Pivoting from the policy to the industry side, what tech advancements are you looking forward to that will take satellite data to the next level? And how do you envision these helping to solve challenges Latin American customers are facing?
Hyperspectral satellite data can play a very important role in the future – and I believe Planet’s upcoming Tanager constellation could be a game changer. Hyperspectral capabilities can revolutionize agriculture and crop monitoring here in LatAm as the detailed spectral information can assist in crop health assessment, disease detection, nutrient analysis, and precise crop management. This enables farmers and agricultural institutions to optimize yields, reduce resource use and make informed decisions to enhance food production.
The world is watching what Amazonian countries are doing to combat environmental crimes and how they can preserve these carbon-rich ecosystems. So a hot topic over the next few years – especially as Brazil looks to host COP30 in 2025 – will be the ability to conduct carbon source identification using hyperspectral sensors. Our Tanager constellation, for example, is slated to be able to detect and differentiate spectral signatures associated with different land cover types and vegetation. By analyzing hyperspectral data, it may be possible to identify areas with high biomass – like dense forests and vegetation-rich regions – which are crucial carbon sinks.
But the underlying question about all of this orbital data is – how do you use it? Or when monitoring massive regions like the Amazon rainforest, how do you even know where to look?
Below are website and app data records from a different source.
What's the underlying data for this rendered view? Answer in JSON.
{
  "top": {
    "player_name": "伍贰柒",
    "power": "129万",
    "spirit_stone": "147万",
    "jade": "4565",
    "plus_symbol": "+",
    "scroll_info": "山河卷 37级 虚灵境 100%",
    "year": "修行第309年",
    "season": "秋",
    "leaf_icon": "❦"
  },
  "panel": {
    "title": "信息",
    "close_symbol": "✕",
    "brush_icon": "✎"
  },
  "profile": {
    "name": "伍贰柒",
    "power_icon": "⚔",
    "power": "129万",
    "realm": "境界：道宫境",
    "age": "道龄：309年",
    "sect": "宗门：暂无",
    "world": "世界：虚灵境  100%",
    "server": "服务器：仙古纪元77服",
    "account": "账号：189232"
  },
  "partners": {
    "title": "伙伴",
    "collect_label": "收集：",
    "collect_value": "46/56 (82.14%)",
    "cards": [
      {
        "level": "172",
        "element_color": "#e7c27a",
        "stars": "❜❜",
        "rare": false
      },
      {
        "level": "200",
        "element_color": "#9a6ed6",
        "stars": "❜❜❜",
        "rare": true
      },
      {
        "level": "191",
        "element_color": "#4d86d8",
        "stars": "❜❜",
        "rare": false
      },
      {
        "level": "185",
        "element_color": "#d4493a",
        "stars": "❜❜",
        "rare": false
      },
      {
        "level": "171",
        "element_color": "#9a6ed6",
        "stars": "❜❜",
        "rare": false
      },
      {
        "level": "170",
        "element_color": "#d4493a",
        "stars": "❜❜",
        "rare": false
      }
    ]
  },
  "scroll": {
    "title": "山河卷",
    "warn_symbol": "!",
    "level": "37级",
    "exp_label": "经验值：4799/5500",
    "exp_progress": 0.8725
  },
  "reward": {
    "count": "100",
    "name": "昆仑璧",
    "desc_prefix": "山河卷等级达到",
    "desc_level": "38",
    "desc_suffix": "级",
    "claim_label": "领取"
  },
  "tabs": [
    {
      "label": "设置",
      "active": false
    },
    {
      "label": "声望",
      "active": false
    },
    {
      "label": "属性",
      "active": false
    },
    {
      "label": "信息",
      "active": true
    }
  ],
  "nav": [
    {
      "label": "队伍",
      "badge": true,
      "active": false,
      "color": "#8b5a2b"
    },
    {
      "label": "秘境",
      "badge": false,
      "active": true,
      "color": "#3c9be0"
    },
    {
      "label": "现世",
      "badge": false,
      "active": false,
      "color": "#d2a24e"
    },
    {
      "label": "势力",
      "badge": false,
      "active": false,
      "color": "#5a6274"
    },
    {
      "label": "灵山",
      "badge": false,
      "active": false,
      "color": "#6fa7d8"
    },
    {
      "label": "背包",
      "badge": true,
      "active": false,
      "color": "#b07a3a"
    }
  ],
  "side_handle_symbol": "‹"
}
It’s critical we keep developing and working with partners to build advanced data processing and analytics techniques to make the data easier to use and understand. This includes algorithms for automated feature extraction, machine learning models for classification and prediction, and cloud-based processing platforms for efficient data analysis.
As you look out the next 1-2 years, what are you most excited about EO in Latin America?
I am incredibly pleased and optimistic to witness the increased investment in Latin America over the next 1-2 years to control and mitigate the impact of environmental challenges such as El Niño, carbon emissions, deforestation, and sustainable practices in agriculture. These initiatives are vital to ensuring food security and a sustainable future for all.
AI combined with geospatial technology has the potential to bring numerous benefits to Latin America – ranging from disaster response, to crop yield monitoring to resource and energy management. For example, imagine how AI combined with earth observation data can support urban planning and infrastructure development by analyzing spatial data, population density, transportation patterns, and environmental factors. This can help optimize city layouts, improve transportation networks, manage resources efficiently, and enhance the quality of life in urban areas. Or, like some or our partners are already doing, it can contribute to environmental conservation efforts by monitoring deforestation, habitat loss, and wildlife populations. It can also aid in the identification of protected areas, biodiversity hotspots, and potential areas for ecosystem restoration, facilitating effective conservation strategies.
As we face the pressing realities of climate change and its consequences on our region, it is encouraging to see governments, organizations, and communities coming together to address these critical issues. The recognition of the importance of proactive measures and the allocation of resources toward environmental monitoring and sustainable practices is a significant step forward.
The commitment and investment in these areas demonstrate a collective determination to tackle environmental challenges head-on. I am confident that with increased collaboration, knowledge sharing, and the utilization of innovative technologies, we can make significant progress in creating a more sustainable and resilient Latin America.